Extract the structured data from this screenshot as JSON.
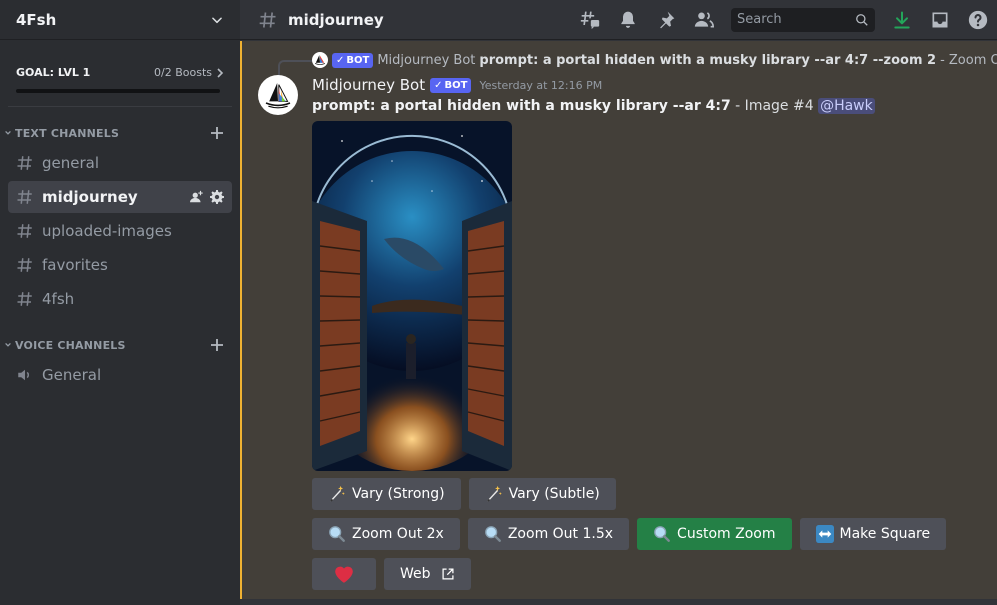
{
  "server": {
    "name": "4Fsh",
    "boost_goal": "GOAL: LVL 1",
    "boost_count": "0/2 Boosts",
    "boost_progress": 0
  },
  "categories": {
    "text": {
      "label": "TEXT CHANNELS",
      "channels": [
        {
          "name": "general",
          "active": false
        },
        {
          "name": "midjourney",
          "active": true
        },
        {
          "name": "uploaded-images",
          "active": false
        },
        {
          "name": "favorites",
          "active": false
        },
        {
          "name": "4fsh",
          "active": false
        }
      ]
    },
    "voice": {
      "label": "VOICE CHANNELS",
      "channels": [
        {
          "name": "General"
        }
      ]
    }
  },
  "topbar": {
    "channel": "midjourney",
    "search_placeholder": "Search",
    "icons": [
      "threads-icon",
      "bell-icon",
      "pin-icon",
      "members-icon",
      "download-icon",
      "inbox-icon",
      "help-icon"
    ]
  },
  "reply": {
    "author": "Midjourney Bot",
    "bot_tag": "BOT",
    "prompt": "prompt: a portal hidden with a musky library --ar 4:7 --zoom 2",
    "suffix": " - Zoom Ou"
  },
  "message": {
    "author": "Midjourney Bot",
    "bot_tag": "BOT",
    "timestamp": "Yesterday at 12:16 PM",
    "prompt": "prompt: a portal hidden with a musky library --ar 4:7",
    "suffix": " - Image #4 ",
    "mention": "@Hawk",
    "image_alt": "A figure standing between two bookshelf doors beneath a cosmic sky with a whale"
  },
  "buttons": {
    "row1": [
      {
        "label": "Vary (Strong)",
        "icon": "magic-wand-icon",
        "style": "secondary"
      },
      {
        "label": "Vary (Subtle)",
        "icon": "magic-wand-icon",
        "style": "secondary"
      }
    ],
    "row2": [
      {
        "label": "Zoom Out 2x",
        "icon": "magnifier-icon",
        "style": "secondary"
      },
      {
        "label": "Zoom Out 1.5x",
        "icon": "magnifier-icon",
        "style": "secondary"
      },
      {
        "label": "Custom Zoom",
        "icon": "magnifier-icon",
        "style": "success"
      },
      {
        "label": "Make Square",
        "icon": "left-right-arrow-icon",
        "style": "secondary"
      }
    ],
    "row3": [
      {
        "label": "",
        "icon": "heart-icon",
        "style": "secondary"
      },
      {
        "label": "Web",
        "icon": "external-link-icon",
        "style": "secondary"
      }
    ]
  },
  "colors": {
    "accent": "#5865f2",
    "success": "#248046",
    "highlight_border": "#f0b232",
    "highlight_bg": "#433f39",
    "download_green": "#23a55a",
    "heart": "#da373c"
  }
}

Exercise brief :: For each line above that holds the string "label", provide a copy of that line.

Exercise solution ::
      "label": "TEXT CHANNELS",
      "label": "VOICE CHANNELS",
        "label": "Vary (Strong)",
        "label": "Vary (Subtle)",
        "label": "Zoom Out 2x",
        "label": "Zoom Out 1.5x",
        "label": "Custom Zoom",
        "label": "Make Square",
        "label": "",
        "label": "Web",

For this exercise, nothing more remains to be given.